Return every line of the data below, exactly.

*** INPUT MATERIAL Section Begins ***

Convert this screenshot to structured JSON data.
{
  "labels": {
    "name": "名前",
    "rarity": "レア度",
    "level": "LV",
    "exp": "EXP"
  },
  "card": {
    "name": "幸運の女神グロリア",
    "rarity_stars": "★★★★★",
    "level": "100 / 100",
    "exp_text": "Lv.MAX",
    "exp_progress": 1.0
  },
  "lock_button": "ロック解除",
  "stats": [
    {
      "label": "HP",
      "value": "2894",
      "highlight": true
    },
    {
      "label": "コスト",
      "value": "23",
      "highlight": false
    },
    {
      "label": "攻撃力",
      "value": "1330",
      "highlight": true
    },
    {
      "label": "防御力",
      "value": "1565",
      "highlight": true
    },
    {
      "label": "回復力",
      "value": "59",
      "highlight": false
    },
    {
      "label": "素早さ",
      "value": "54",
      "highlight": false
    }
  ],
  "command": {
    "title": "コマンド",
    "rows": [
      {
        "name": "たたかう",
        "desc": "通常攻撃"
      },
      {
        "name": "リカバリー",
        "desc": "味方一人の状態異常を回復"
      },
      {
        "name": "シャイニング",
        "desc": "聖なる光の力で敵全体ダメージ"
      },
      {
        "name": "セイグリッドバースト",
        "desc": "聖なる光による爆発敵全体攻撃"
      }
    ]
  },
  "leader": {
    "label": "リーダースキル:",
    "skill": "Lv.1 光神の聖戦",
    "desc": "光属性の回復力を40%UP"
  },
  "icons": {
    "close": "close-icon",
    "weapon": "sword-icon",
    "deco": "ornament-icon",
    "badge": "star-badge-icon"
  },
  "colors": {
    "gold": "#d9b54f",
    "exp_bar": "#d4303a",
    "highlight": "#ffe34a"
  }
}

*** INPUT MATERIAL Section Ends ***

■ **EXERCISE OUTPUT**:
Convert this screenshot to structured JSON data.
{
  "labels": {
    "name": "名前",
    "rarity": "レア度",
    "level": "LV",
    "exp": "EXP"
  },
  "card": {
    "name": "幸運の女神グロリア",
    "rarity_stars": "★★★★★",
    "level": "100 / 100",
    "exp_text": "Lv.MAX",
    "exp_progress": 1.0
  },
  "lock_button": "ロック解除",
  "stats": [
    {
      "label": "HP",
      "value": "2894",
      "highlight": true
    },
    {
      "label": "コスト",
      "value": "23",
      "highlight": false
    },
    {
      "label": "攻撃力",
      "value": "1330",
      "highlight": true
    },
    {
      "label": "防御力",
      "value": "1565",
      "highlight": true
    },
    {
      "label": "回復力",
      "value": "59",
      "highlight": false
    },
    {
      "label": "素早さ",
      "value": "54",
      "highlight": false
    }
  ],
  "command": {
    "title": "コマンド",
    "rows": [
      {
        "name": "たたかう",
        "desc": "通常攻撃"
      },
      {
        "name": "リカバリー",
        "desc": "味方一人の状態異常を回復"
      },
      {
        "name": "シャイニング",
        "desc": "聖なる光の力で敵全体ダメージ"
      },
      {
        "name": "セイグリッドバースト",
        "desc": "聖なる光による爆発敵全体攻撃"
      }
    ]
  },
  "leader": {
    "label": "リーダースキル:",
    "skill": "Lv.1 光神の聖戦",
    "desc": "光属性の回復力を40%UP"
  },
  "icons": {
    "close": "close-icon",
    "weapon": "sword-icon",
    "deco": "ornament-icon",
    "badge": "star-badge-icon"
  },
  "colors": {
    "gold": "#d9b54f",
    "exp_bar": "#d4303a",
    "highlight": "#ffe34a"
  }
}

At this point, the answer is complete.